### [GOAL OF THE EXERCISE]
A faithful copy of each record is required, minus the images.

### [Stored items from a collection]
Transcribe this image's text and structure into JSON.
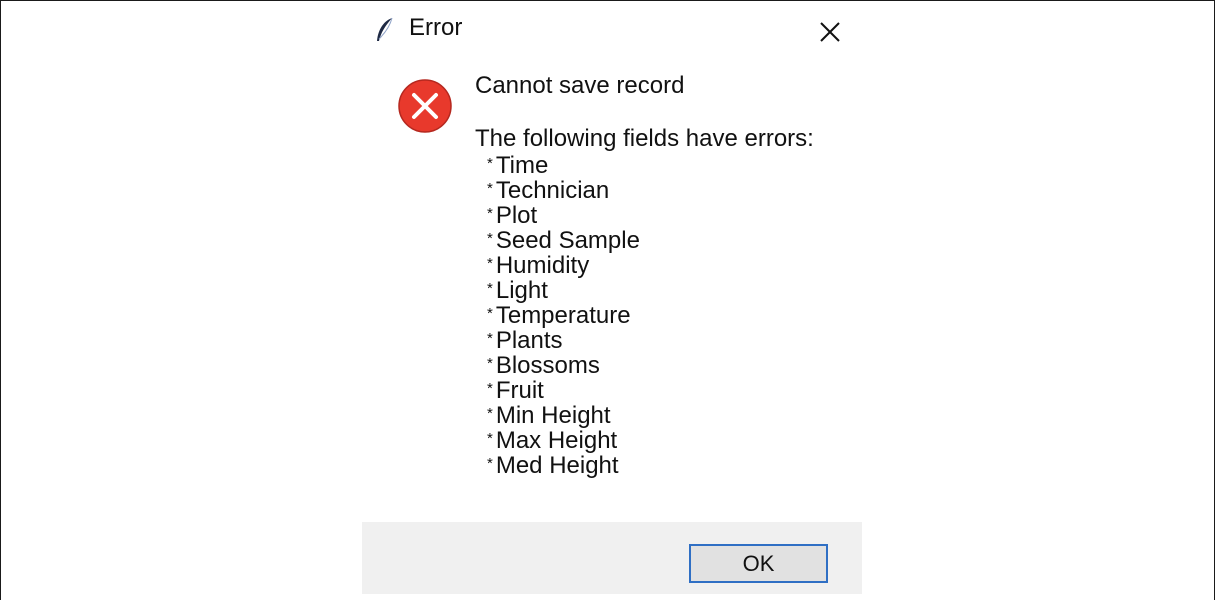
{
  "window": {
    "title": "Error",
    "app_icon": "feather-icon",
    "close_icon": "close-icon"
  },
  "message": {
    "icon": "error-icon",
    "main": "Cannot save record",
    "detail_header": "The following fields have errors:",
    "bullet": "*",
    "fields": [
      "Time",
      "Technician",
      "Plot",
      "Seed Sample",
      "Humidity",
      "Light",
      "Temperature",
      "Plants",
      "Blossoms",
      "Fruit",
      "Min Height",
      "Max Height",
      "Med Height"
    ]
  },
  "buttons": {
    "ok_label": "OK"
  },
  "colors": {
    "error_red": "#e8392c",
    "button_focus_border": "#2f6fc4",
    "button_bar_bg": "#f0f0f0",
    "button_bg": "#e1e1e1"
  }
}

### [ANSWER SECTION]
Transcribe this image's text and structure into JSON.
{
  "window": {
    "title": "Error",
    "app_icon": "feather-icon",
    "close_icon": "close-icon"
  },
  "message": {
    "icon": "error-icon",
    "main": "Cannot save record",
    "detail_header": "The following fields have errors:",
    "bullet": "*",
    "fields": [
      "Time",
      "Technician",
      "Plot",
      "Seed Sample",
      "Humidity",
      "Light",
      "Temperature",
      "Plants",
      "Blossoms",
      "Fruit",
      "Min Height",
      "Max Height",
      "Med Height"
    ]
  },
  "buttons": {
    "ok_label": "OK"
  },
  "colors": {
    "error_red": "#e8392c",
    "button_focus_border": "#2f6fc4",
    "button_bar_bg": "#f0f0f0",
    "button_bg": "#e1e1e1"
  }
}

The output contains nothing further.